mind fully in the perception of subtle internal and innate phenomena of
Sampikkhae appagamappaenam This
aphorism from the Jain canon Dasavealiyam forms the basic principle
for this system of meditation. It simply means : 'See you
thyself'-Perceive and realize the most subtle aspects of consciousness by
your conscious mind. Hence, "to see" is the fundamental principle of
meditation. The name Preksa Dhyana was therefore assigned to the
present technique; thus this technique is basically not concentration of
'thought' but concentration of perception'.
To know and to see are the
characteristics of the consciousness. In its mundane state, being
contaminated by Karmic matter, the faculty is not fully manifested, but it
can be developed.
The term dhyana (meditation) is
usually defined as the concentration of thinking on a particular subject
for a length of time. Now the mind is the instrument of 'thinking' as well
as 'perception'. And, therefore, when linked with Preksa Dhyana
becomes 'concentration of perception and not of thought. While it is
conceded that both thinking (conception) as well as seeing (perception)
assist in ascertaining and knowing the truth, the latter is more potent
than the former. In the tenets propounded by Bhagavan Mahavira 'perceive
and know' is given more prominence than 'think, contemplate and know'.
This is because perception is strictly concerned with the phenomena of the
present; it is neither a memory of the past nor an imagination of the
future; whatever is happening at the moment of perception must necessarily
be a reality. The process of perception, therefore, excludes a mere
One commences the practice of this
technique with the perception of the body. Body contains the soul.
Therefore, one must pierce the wall of the container to reach the content
(the soul). Again, 'breathing' is a part of the body and essence of life.
To breathe is to live; and so breath is naturally qualified to be the
first object of our perception, while the body itself would become the
next one. The vibrations, sensations and other physiological events are
worthy of our attention. Our conscious mind becomes sharpened to perceive
these internal realities in due course, and then it will be able to focus
itself on the minutest and the most subtle occurences within the body. The
direct perception of emotions, urges and other psychological events will
then be possible. And ultimately the envelope of karmic matter,
contaminating the consciousness could be clearly recognised.
As stated above, our conscious mind is
capable of two categories of functions viz. thinking and perceiving
conception and perception. But it is incapable of being engaged in both
the categories simultaneously. One either thinks or perceives. Exclusive
perception of a single object can thus become an efficient tool for
steadying the ever wandering mind. If one concentrates in perceiving any
external object, he finds that his mind has steadied and his train of
thoughts has almost halted. Similarly when one concentrate on the
perception of his own internal phenomena such as sensations, vibrations or
even thoughts, he will realize that the mind has stopped its usual
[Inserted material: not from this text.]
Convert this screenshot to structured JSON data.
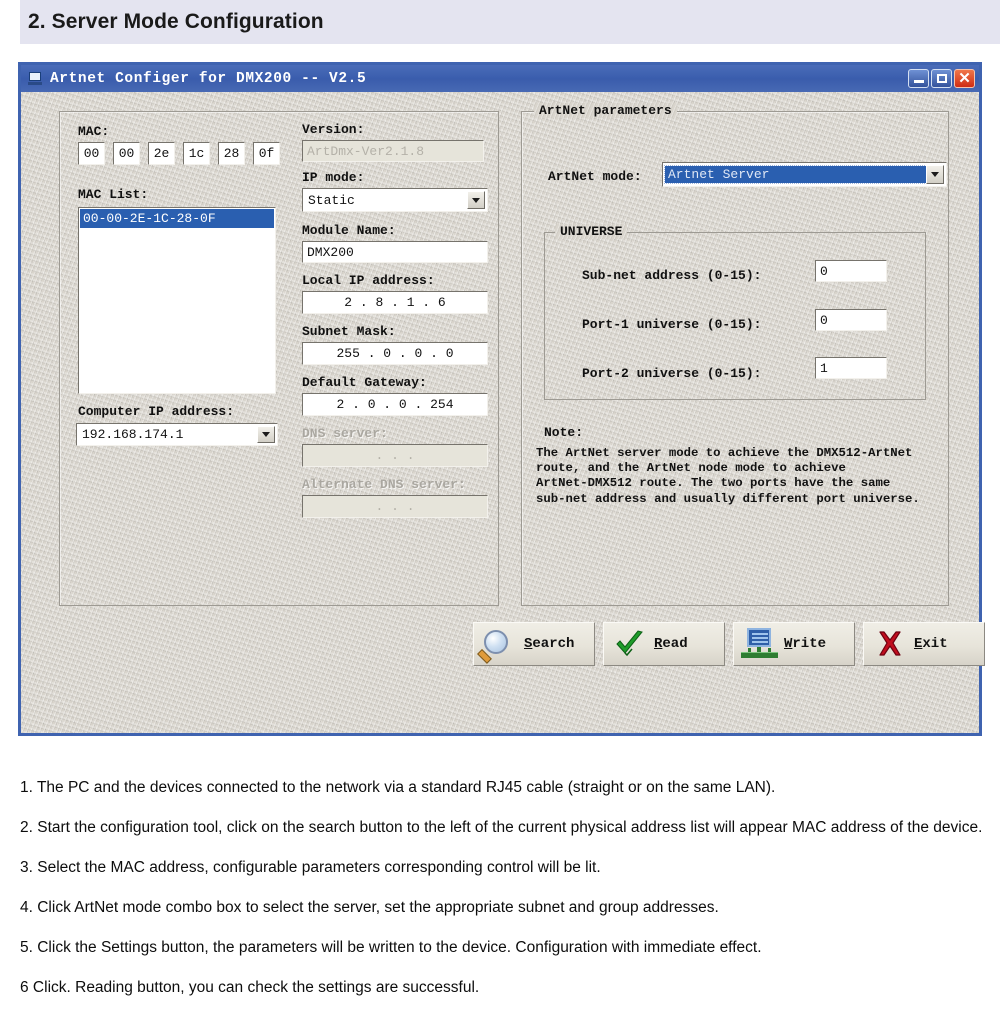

meandering and is fully engaged in perception. Continued concentrated
perception of intrinsic processes will ultimately enable one to perceive
the subtle bodies.
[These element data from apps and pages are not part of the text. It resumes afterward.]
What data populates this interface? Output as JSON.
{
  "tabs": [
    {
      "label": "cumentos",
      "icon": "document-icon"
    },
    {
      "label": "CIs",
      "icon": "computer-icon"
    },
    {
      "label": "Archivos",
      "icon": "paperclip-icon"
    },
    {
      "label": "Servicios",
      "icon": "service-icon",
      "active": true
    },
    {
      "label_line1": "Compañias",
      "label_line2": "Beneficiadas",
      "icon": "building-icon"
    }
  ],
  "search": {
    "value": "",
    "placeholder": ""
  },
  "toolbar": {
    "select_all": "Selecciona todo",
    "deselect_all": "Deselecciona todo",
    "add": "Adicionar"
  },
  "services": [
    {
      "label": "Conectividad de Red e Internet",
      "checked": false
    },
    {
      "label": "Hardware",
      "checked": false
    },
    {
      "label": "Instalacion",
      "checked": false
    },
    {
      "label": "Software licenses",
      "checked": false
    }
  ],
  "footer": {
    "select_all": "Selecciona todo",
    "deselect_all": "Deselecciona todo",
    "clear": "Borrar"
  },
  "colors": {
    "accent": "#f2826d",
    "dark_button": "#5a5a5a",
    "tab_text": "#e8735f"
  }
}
In 'preksa' perception always
means experience bereft of the duality of like and dislike. When the
experience is contaminated with pleasure or pain, like and dislike,
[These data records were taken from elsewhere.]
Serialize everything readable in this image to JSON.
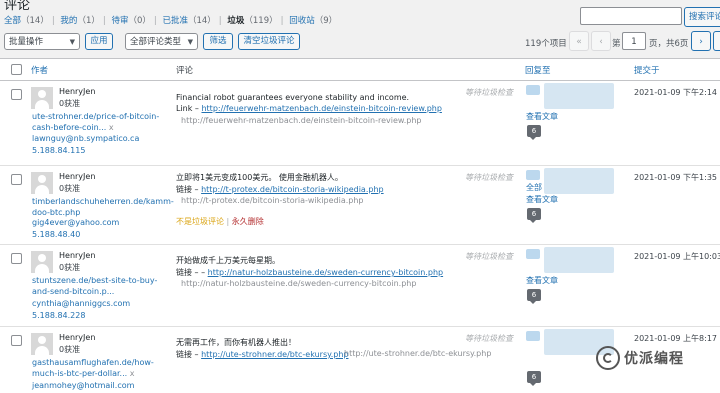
{
  "page": {
    "title": "评论"
  },
  "filters": {
    "all": "全部",
    "all_count": "（14）",
    "mine": "我的",
    "mine_count": "（1）",
    "pending": "待审",
    "pending_count": "（0）",
    "approved": "已批准",
    "approved_count": "（14）",
    "spam": "垃圾",
    "spam_count": "（119）",
    "trash": "回收站",
    "trash_count": "（9）"
  },
  "search": {
    "button": "搜索评论",
    "value": ""
  },
  "toolbar": {
    "bulk_action": "批量操作",
    "apply": "应用",
    "type_filter": "全部评论类型",
    "filter": "筛选",
    "empty_spam": "清空垃圾评论"
  },
  "pagination": {
    "items": "119个项目",
    "first": "«",
    "prev": "‹",
    "page_prefix": "第",
    "current": "1",
    "of": "页，共6页",
    "next": "›",
    "last": "»"
  },
  "table": {
    "headers": {
      "author": "作者",
      "comment": "评论",
      "in_response_to": "回复至",
      "submitted": "提交于"
    }
  },
  "comments": [
    {
      "author_name": "HenryJen",
      "author_status": "0获准",
      "author_url": "ute-strohner.de/price-of-bitcoin-cash-before-coin...",
      "author_email": "lawnguy@nb.sympatico.ca",
      "author_ip": "5.188.84.115",
      "text": "Financial robot guarantees everyone stability and income.",
      "link_label": "Link – ",
      "link_url": "http://feuerwehr-matzenbach.de/einstein-bitcoin-review.php",
      "plain_url": "http://feuerwehr-matzenbach.de/einstein-bitcoin-review.php",
      "pending": "等待垃圾检查",
      "response_view": "查看文章",
      "count": "6",
      "date": "2021-01-09 下午2:14"
    },
    {
      "author_name": "HenryJen",
      "author_status": "0获准",
      "author_url": "timberlandschuheherren.de/kamm-doo-btc.php",
      "author_email": "gig4ever@yahoo.com",
      "author_ip": "5.188.48.40",
      "text": "立即将1美元变成100美元。 使用金融机器人。",
      "link_label": "链接 – ",
      "link_url": "http://t-protex.de/bitcoin-storia-wikipedia.php",
      "plain_url": "http://t-protex.de/bitcoin-storia-wikipedia.php",
      "pending": "等待垃圾检查",
      "not_spam": "不是垃圾评论",
      "delete": "永久删除",
      "response_view": "查看文章",
      "count": "6",
      "date": "2021-01-09 下午1:35"
    },
    {
      "author_name": "HenryJen",
      "author_status": "0获准",
      "author_url": "stuntszene.de/best-site-to-buy-and-send-bitcoin.p...",
      "author_email": "cynthia@hanniggcs.com",
      "author_ip": "5.188.84.228",
      "text": "开始做成千上万美元每星期。",
      "link_label": "链接 – – ",
      "link_url": "http://natur-holzbausteine.de/sweden-currency-bitcoin.php",
      "plain_url": "http://natur-holzbausteine.de/sweden-currency-bitcoin.php",
      "pending": "等待垃圾检查",
      "response_view": "查看文章",
      "count": "6",
      "date": "2021-01-09 上午10:03"
    },
    {
      "author_name": "HenryJen",
      "author_status": "0获准",
      "author_url": "gasthausamflughafen.de/how-much-is-btc-per-dollar...",
      "author_email": "jeanmohey@hotmail.com",
      "author_ip": "",
      "text": "无需再工作，而你有机器人推出！",
      "link_label": "链接 – ",
      "link_url": "http://ute-strohner.de/btc-ekursy.php",
      "plain_url": "http://ute-strohner.de/btc-ekursy.php",
      "pending": "等待垃圾检查",
      "response_view": "",
      "count": "6",
      "date": "2021-01-09 上午8:17"
    }
  ],
  "watermark": {
    "text": "优派编程"
  }
}
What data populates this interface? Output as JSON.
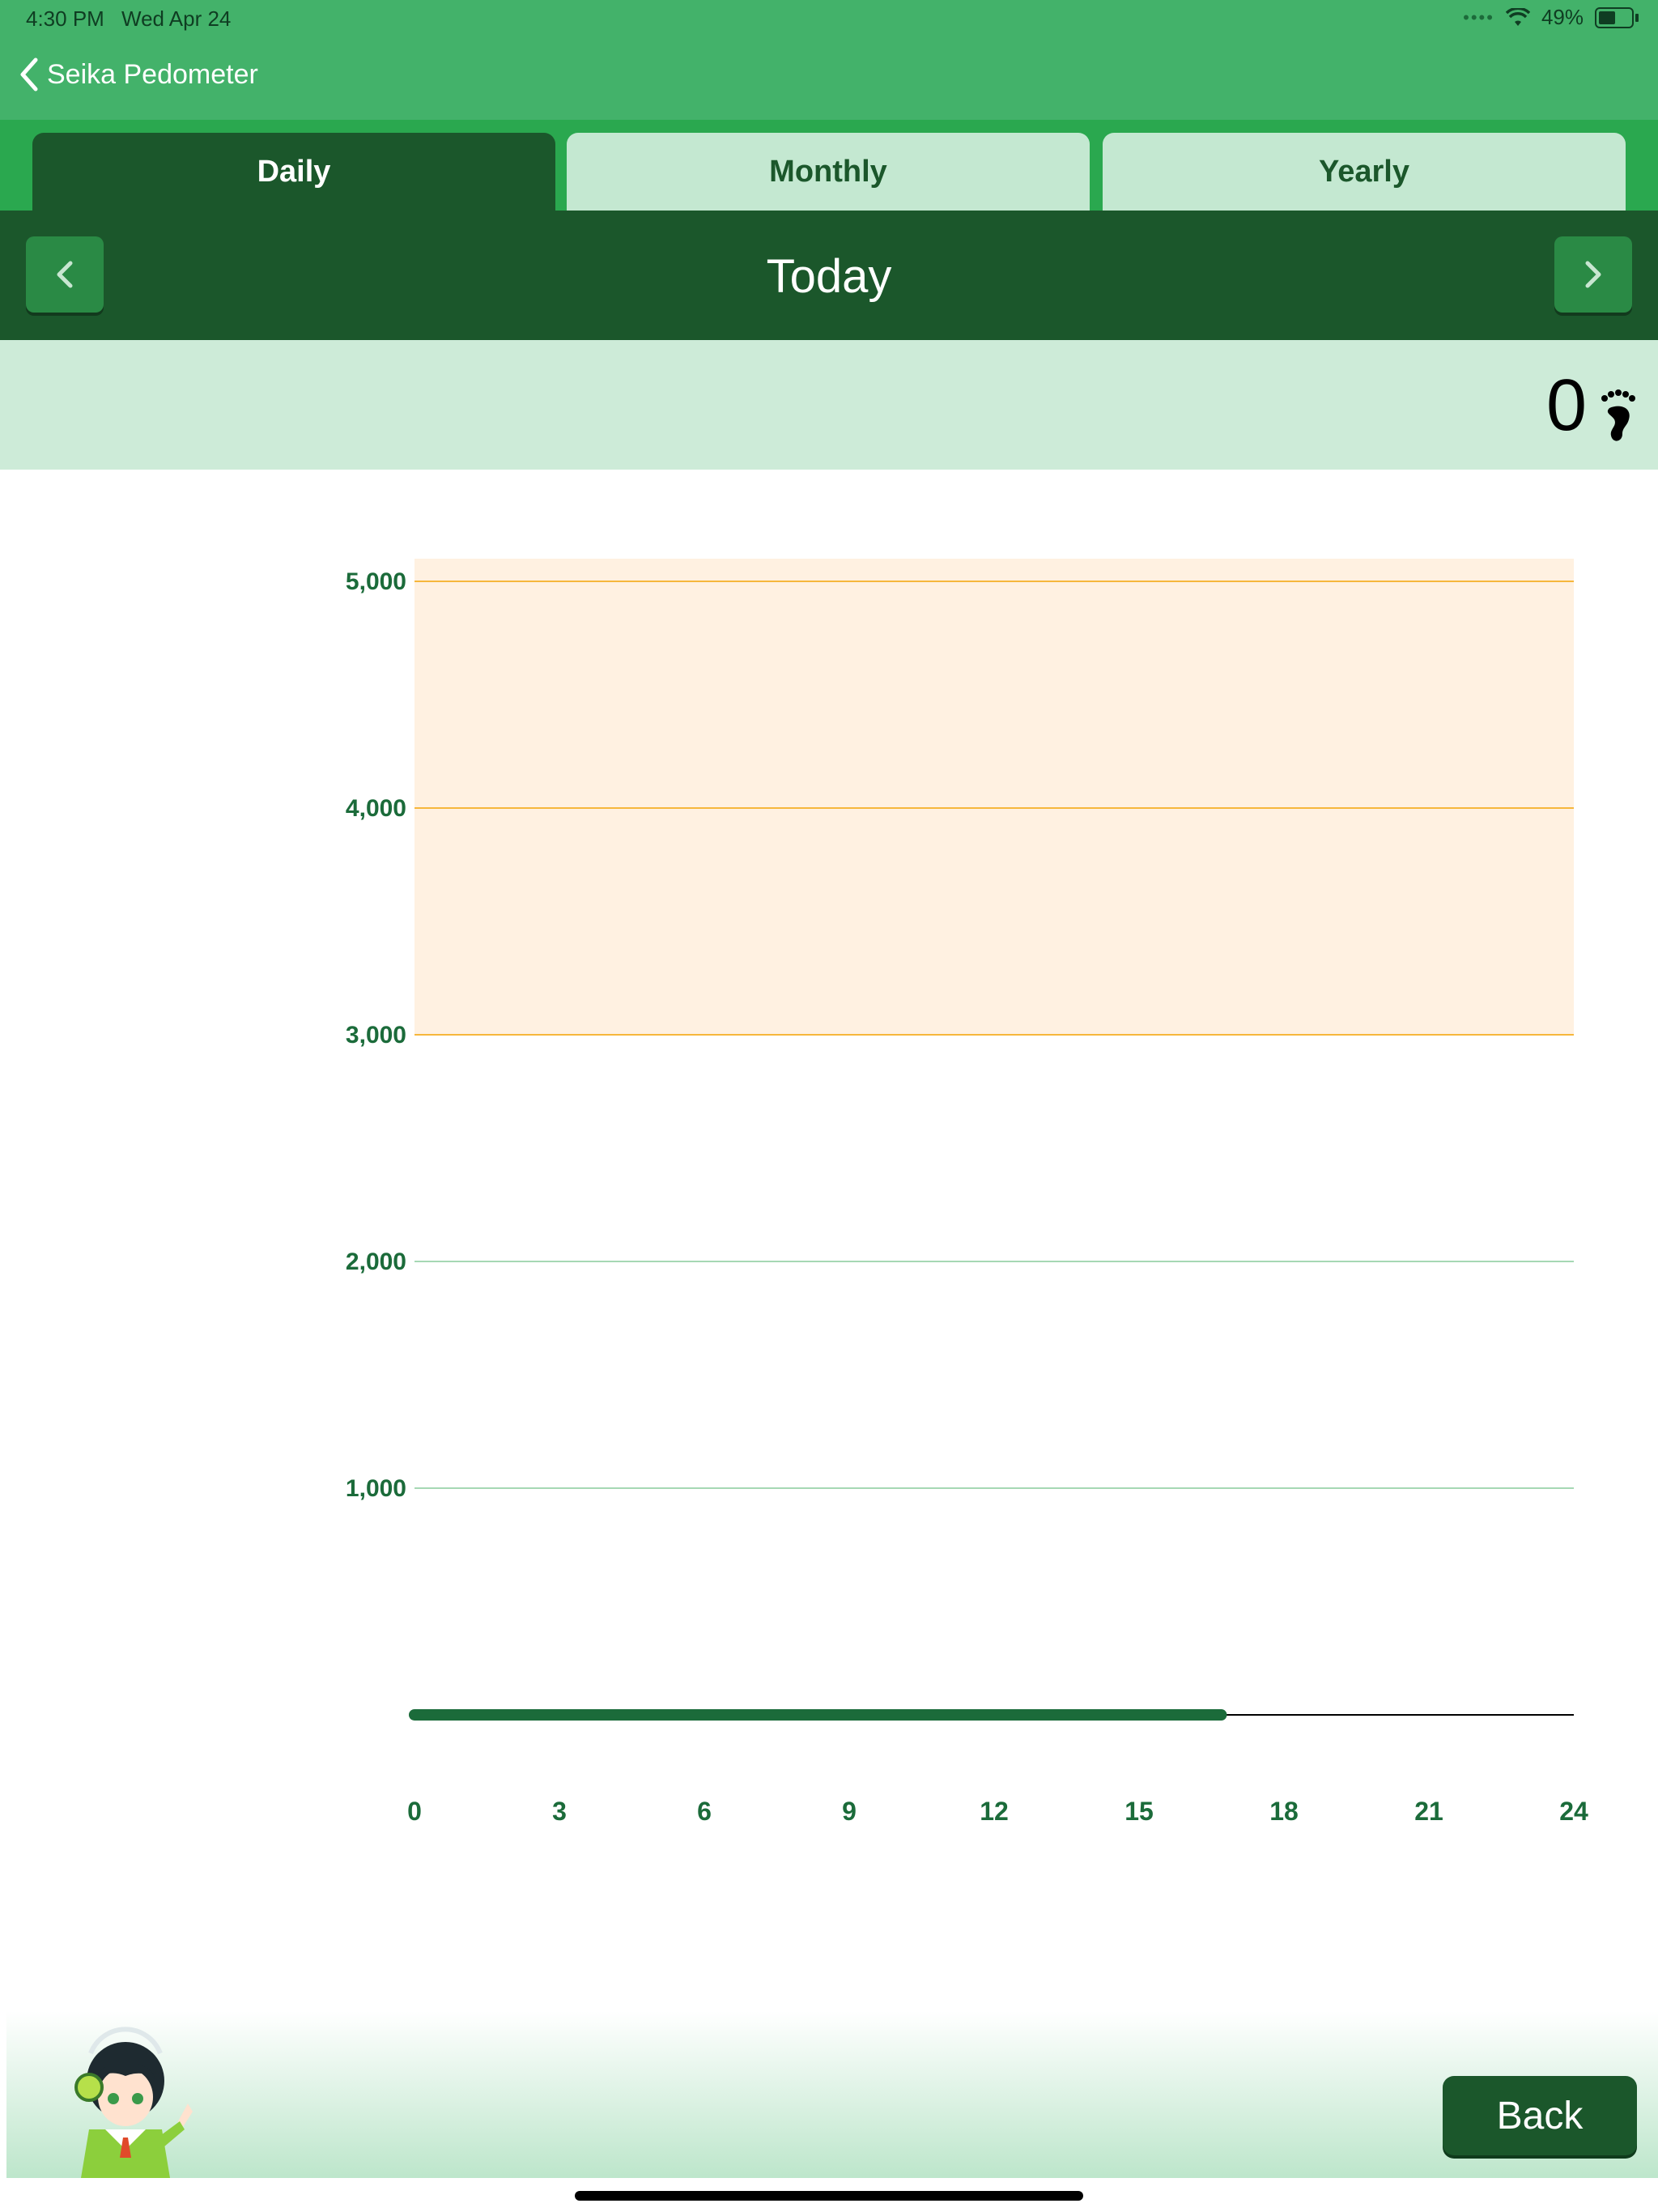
{
  "status": {
    "time": "4:30 PM",
    "date": "Wed Apr 24",
    "battery": "49%"
  },
  "nav": {
    "back_label": "Seika Pedometer"
  },
  "tabs": [
    {
      "label": "Daily",
      "selected": true
    },
    {
      "label": "Monthly",
      "selected": false
    },
    {
      "label": "Yearly",
      "selected": false
    }
  ],
  "day": {
    "title": "Today"
  },
  "total": {
    "steps": "0"
  },
  "chart_data": {
    "type": "line",
    "title": "",
    "xlabel": "",
    "ylabel": "",
    "x_ticks": [
      "0",
      "3",
      "6",
      "9",
      "12",
      "15",
      "18",
      "21",
      "24"
    ],
    "y_ticks": [
      "1,000",
      "2,000",
      "3,000",
      "4,000",
      "5,000"
    ],
    "y_tick_values": [
      1000,
      2000,
      3000,
      4000,
      5000
    ],
    "xlim": [
      0,
      24
    ],
    "ylim": [
      0,
      5100
    ],
    "goal_band": [
      3000,
      5100
    ],
    "series": [
      {
        "x": [
          0,
          16.7
        ],
        "y": [
          0,
          0
        ]
      }
    ],
    "colors": {
      "band": "#fff1e1",
      "band_lines": "#f6b73c",
      "grid": "#a6d8b4",
      "line": "#1b6b3a",
      "axis": "#000000",
      "ticks": "#1b6b3a"
    }
  },
  "footer": {
    "back_label": "Back"
  }
}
perception loses its primary position and becomes secondary.
Impartiality and equanimity are
synonymous with Preksa. Preksa is impartial perception, where there
is neither the emotion of attachment nor aversion, neither pleasure nor
displeasure. Both these states of emotion are closely and carefully
perceived but not experienced. And because both are perceived from close
quarters, it is not difficult to reject both of them and assume a neutral
position. Thus equanimity is essentially associated with preksa.
Our sense-organ of sight is merely an
instrument of perception of an object; it is neither responsible for its
existence nor does it derive pleasure (or pain) from it. The same applies
to the purely perceptive consciousness. He, whose 'perception' and
'knowledge' are pure, does neither attract new karmic matter nor
does he suffer the effect of the old accumulated karmas.